What you will do: Please give the count of lines in the listing underneath that hold "title", leaving out everything else.

Data to use:
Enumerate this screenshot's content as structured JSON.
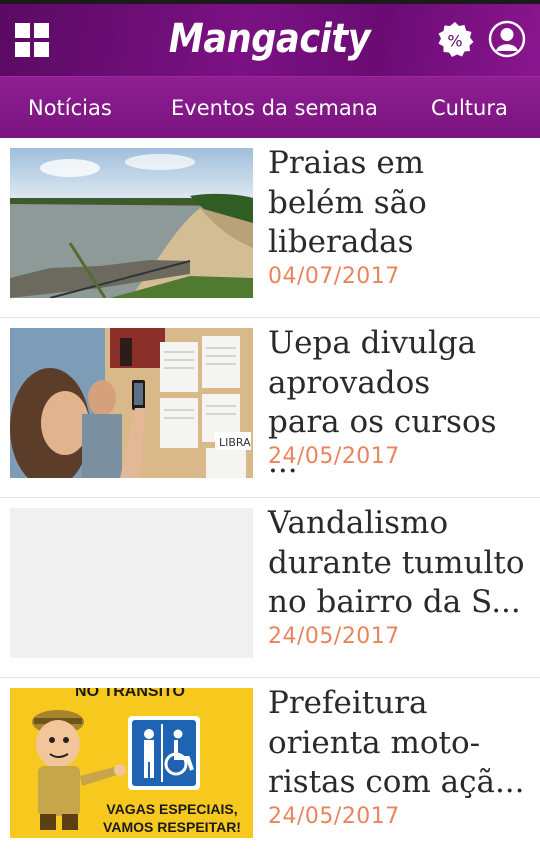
{
  "app": {
    "title": "Mangacity"
  },
  "header": {
    "icons": [
      "grid-menu-icon",
      "percent-badge-icon",
      "user-profile-icon"
    ]
  },
  "tabs": [
    {
      "label": "Notícias"
    },
    {
      "label": "Eventos da semana"
    },
    {
      "label": "Cultura"
    }
  ],
  "articles": [
    {
      "title": "Praias em\nbelém são\nliberadas",
      "date": "04/07/2017",
      "thumbnail": "beach-photo"
    },
    {
      "title": "Uepa divulga\naprovados\npara os cursos ...",
      "date": "24/05/2017",
      "thumbnail": "notice-board-photo"
    },
    {
      "title": "Vandalismo\ndurante tumulto\nno bairro da S...",
      "date": "24/05/2017",
      "thumbnail": "empty-placeholder"
    },
    {
      "title": "Prefeitura\norienta moto-\nristas com açã...",
      "date": "24/05/2017",
      "thumbnail": "traffic-poster"
    }
  ],
  "poster": {
    "top_text": "NO TRÂNSITO",
    "bottom_line1": "VAGAS ESPECIAIS,",
    "bottom_line2": "VAMOS RESPEITAR!"
  },
  "colors": {
    "brand": "#7b1184",
    "tab_bar": "#8a1a8e",
    "date": "#e9855e",
    "title": "#2a2a2a"
  }
}
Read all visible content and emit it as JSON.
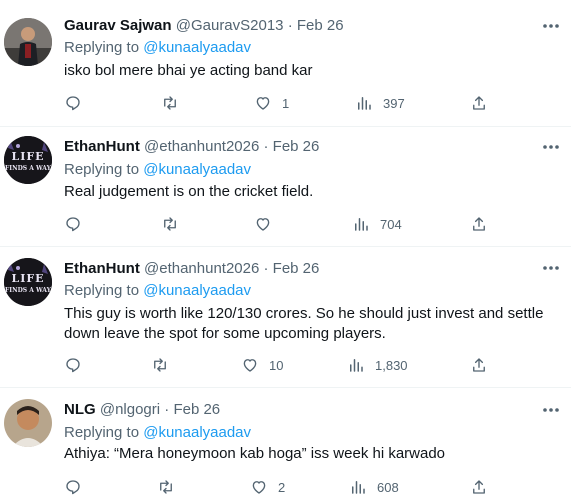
{
  "replies": [
    {
      "name": "Gaurav Sajwan",
      "handle": "@GauravS2013",
      "sep": "·",
      "date": "Feb 26",
      "replying_prefix": "Replying to ",
      "replying_to": "@kunaalyaadav",
      "text": [
        "isko bol mere bhai ye acting band kar"
      ],
      "counts": {
        "reply": "",
        "retweet": "",
        "like": "1",
        "views": "397"
      }
    },
    {
      "name": "EthanHunt",
      "handle": "@ethanhunt2026",
      "sep": "·",
      "date": "Feb 26",
      "replying_prefix": "Replying to ",
      "replying_to": "@kunaalyaadav",
      "text": [
        "Real judgement is on the cricket field."
      ],
      "counts": {
        "reply": "",
        "retweet": "",
        "like": "",
        "views": "704"
      }
    },
    {
      "name": "EthanHunt",
      "handle": "@ethanhunt2026",
      "sep": "·",
      "date": "Feb 26",
      "replying_prefix": "Replying to ",
      "replying_to": "@kunaalyaadav",
      "text": [
        "This guy is worth like 120/130 crores. So he should just invest and settle",
        "down leave the spot for some upcoming players."
      ],
      "counts": {
        "reply": "",
        "retweet": "",
        "like": "10",
        "views": "1,830"
      }
    },
    {
      "name": "NLG",
      "handle": "@nlgogri",
      "sep": "·",
      "date": "Feb 26",
      "replying_prefix": "Replying to ",
      "replying_to": "@kunaalyaadav",
      "text": [
        "Athiya: “Mera honeymoon kab hoga” iss week hi karwado"
      ],
      "counts": {
        "reply": "",
        "retweet": "",
        "like": "2",
        "views": "608"
      }
    }
  ],
  "avatar_texts": {
    "life": "LIFE",
    "finds": "FINDS A WAY"
  },
  "icons": {
    "more": "more-icon",
    "reply": "reply-icon",
    "retweet": "retweet-icon",
    "like": "heart-icon",
    "views": "views-icon",
    "share": "share-icon"
  },
  "colors": {
    "text": "#0f1419",
    "muted": "#536471",
    "link": "#1d9bf0",
    "divider": "#eff3f4"
  }
}
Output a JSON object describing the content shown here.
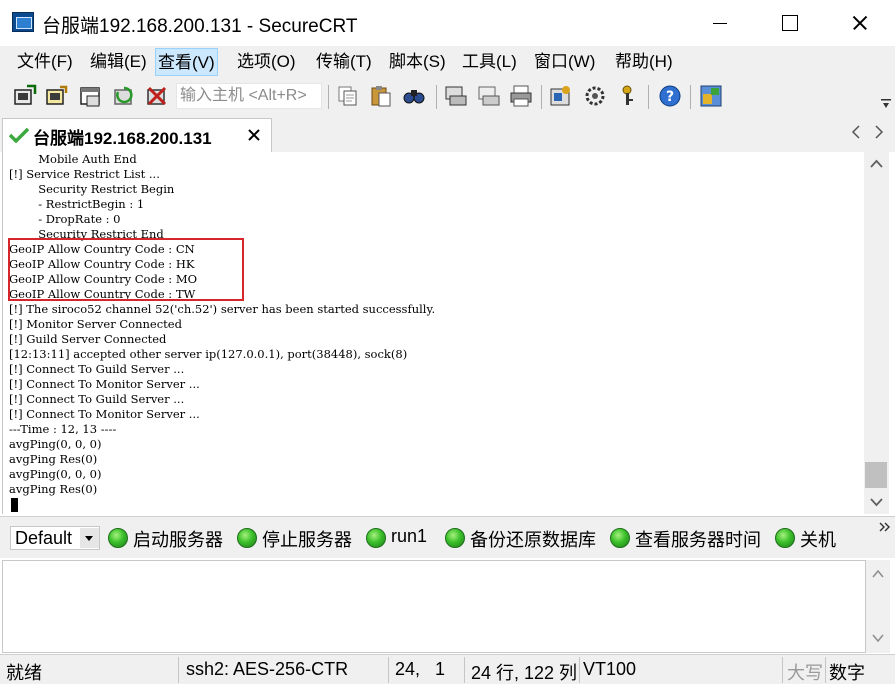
{
  "window": {
    "title": "台服端192.168.200.131 - SecureCRT"
  },
  "menu": {
    "items": [
      "文件(F)",
      "编辑(E)",
      "查看(V)",
      "选项(O)",
      "传输(T)",
      "脚本(S)",
      "工具(L)",
      "窗口(W)",
      "帮助(H)"
    ],
    "active_index": 2
  },
  "toolbar": {
    "quick_connect_placeholder": "输入主机 <Alt+R>"
  },
  "tab": {
    "label": "台服端192.168.200.131"
  },
  "terminal": {
    "lines": [
      "        Mobile Auth End",
      "[!] Service Restrict List ...",
      "        Security Restrict Begin",
      "        - RestrictBegin : 1",
      "        - DropRate : 0",
      "        Security Restrict End",
      "GeoIP Allow Country Code : CN",
      "GeoIP Allow Country Code : HK",
      "GeoIP Allow Country Code : MO",
      "GeoIP Allow Country Code : TW",
      "[!] The siroco52 channel 52('ch.52') server has been started successfully.",
      "[!] Monitor Server Connected",
      "[!] Guild Server Connected",
      "[12:13:11] accepted other server ip(127.0.0.1), port(38448), sock(8)",
      "[!] Connect To Guild Server ...",
      "[!] Connect To Monitor Server ...",
      "[!] Connect To Guild Server ...",
      "[!] Connect To Monitor Server ...",
      "---Time : 12, 13 ----",
      "avgPing(0, 0, 0)",
      "avgPing Res(0)",
      "avgPing(0, 0, 0)",
      "avgPing Res(0)"
    ],
    "highlight_color": "#d6262b"
  },
  "button_bar": {
    "session_select": "Default",
    "buttons": [
      "启动服务器",
      "停止服务器",
      "run1",
      "备份还原数据库",
      "查看服务器时间",
      "关机"
    ]
  },
  "status": {
    "ready": "就绪",
    "protocol": "ssh2: AES-256-CTR",
    "cursor_pos": "24,   1",
    "size": "24 行, 122 列",
    "term_type": "VT100",
    "caps": "大写",
    "num": "数字"
  }
}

Response below: 7